A T-cell count measures the number of T cells in the blood. Your doctor may order this test if you have signs of a weak immune system such as due to having HIV/AIDs.
How is the Test Performed?
A blood sample is needed.
Preparation for the Test
No special preparation is necessary.
How the Test will Feel
When the needle is inserted to draw blood, some people feel moderate pain. Others feel only a prick or stinging sensation. Afterward, there may be some throbbing or a slight bruise. These soon go away.
Why is the Test Performed?
T cells are a type of lymphocyte. Lymphocytes are white blood cells. They make up part of the immune system. T cells help the body fight diseases or harmful substances.
Your doctor may order this test if you have signs of a weak immune system (immunodeficiency disorder). It may also be ordered if you have a disease of the lymph nodes. Lymph nodes are small glands that make white blood cells.The test is also used to monitor how well treatment for these types of diseases is working.
One type of T cell is the CD4 cell, or "helper cell." Persons with HIV/AIDS have regular T-cell tests to check their CD4 cell counts. The results help the doctor monitor the disease and its treatment.
Normal Results for T-cell count
Normal value ranges may vary slightly among different laboratories. Some labs use different measurements or test different samples. Talk to your doctor about the meaning of your specific test results.
What Abnormal Results Mean
Higher than normal T-cell levels may be due to:
- Cancer, such as acute lymphocytic leukemia or multiple myeloma
- Infections, such as hepatitis or mononucleosis
Lower than normal T-cell levels may be due to:
- Acute viral infections
- Cancer, such as Hodgkin disease, or leukemia
- Immune system diseases, such as HIV/AIDS
- Radiation therapy
- Steroid treatment
The following can affect test results:
- Chemotherapy medications
- Immunosuppressive medications
- Radiation therapy
T-cell count Risks

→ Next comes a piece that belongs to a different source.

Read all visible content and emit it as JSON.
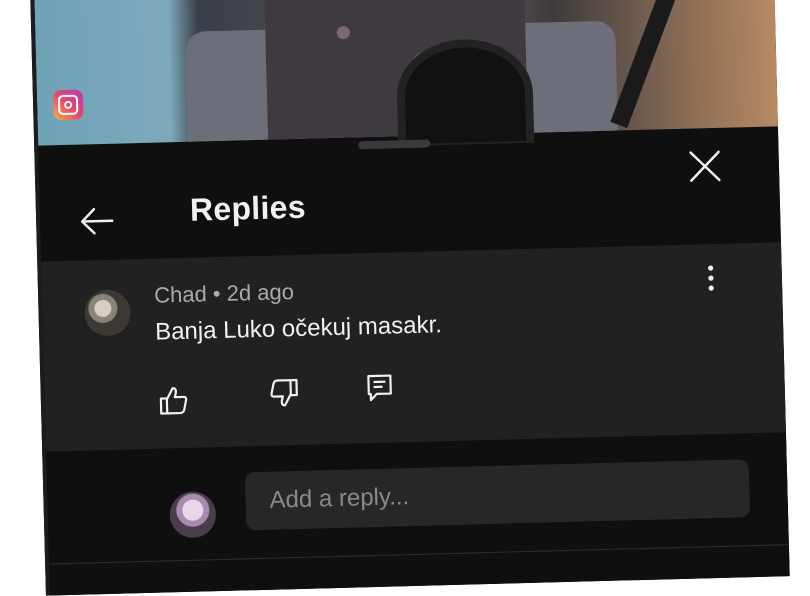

Risks associated with having blood drawn are slight:
- Excessive bleeding
- Fainting or feeling light-headed
- Hematoma (blood accumulating under the skin)
- Infection (a slight risk any time the skin is broken)
- Multiple punctures to locate veins
This test is often performed on people with weakened immune systems. Therefore, the risk for infection may be higher than when blood is drawn from a person with a healthy immune system.
Berliner N. Leukocytosis and leukopenia. In: Goldman L, Schafer AI, eds. Goldman's Cecil Medicine. 24th ed. Philadelphia, Pa: Elsevier Saunders; 2011:chap 170.
McPherson RA, Massey HD. Overview of the immune system and immunologic disorders. In: McPherson RA, Pincus MR, eds. Henry's Clinical Diagnosis and Management by Laboratory Methods. 22nd ed. Philadelphia, Pa: Elsevier Saunders; 2011:chap 43.
|Review Date: 8/4/2013
Reviewed By: David C. Dugdale, III, MD, Professor of Medicine, Division of General Medicine, Department of Medicine, University of Washington School of Medicine. Also reviewed by David Zieve, MD, MHA, Bethanne Black, and the A.D.A.M. Editorial team.
Learn more about T-cell count
Drugs associated with:
- HIV Infection
- Liver and Pancreatic Disease
- Myeloproliferative Disorders
Micromedex® Care Notes:
- Acquired Immune Deficiency Syndrome
- Acquired Immune Deficiency Syndrome, Ambulatory Care
- Acute Lymphocytic Leukemia
- Hodgkin Disease
- Human Immunodeficiency Virus And Acquired Immune Deficiency Syndrome
- Human Immunodeficiency Virus Infection
- Multiple Myeloma
- Multiple Myeloma, Ambulatory Care
- Sexually Transmitted Diseases
- Sexually Transmitted Diseases In Adolescents
- Sexually Transmitted Diseases In Adolescents, Ambulatory Care
- Sexually Transmitted Diseases, Ambulatory Care
- Viral Exanthem
- Viral Syndrome
- Viral Syndrome In Children
- Viral Syndrome, Ambulatory Care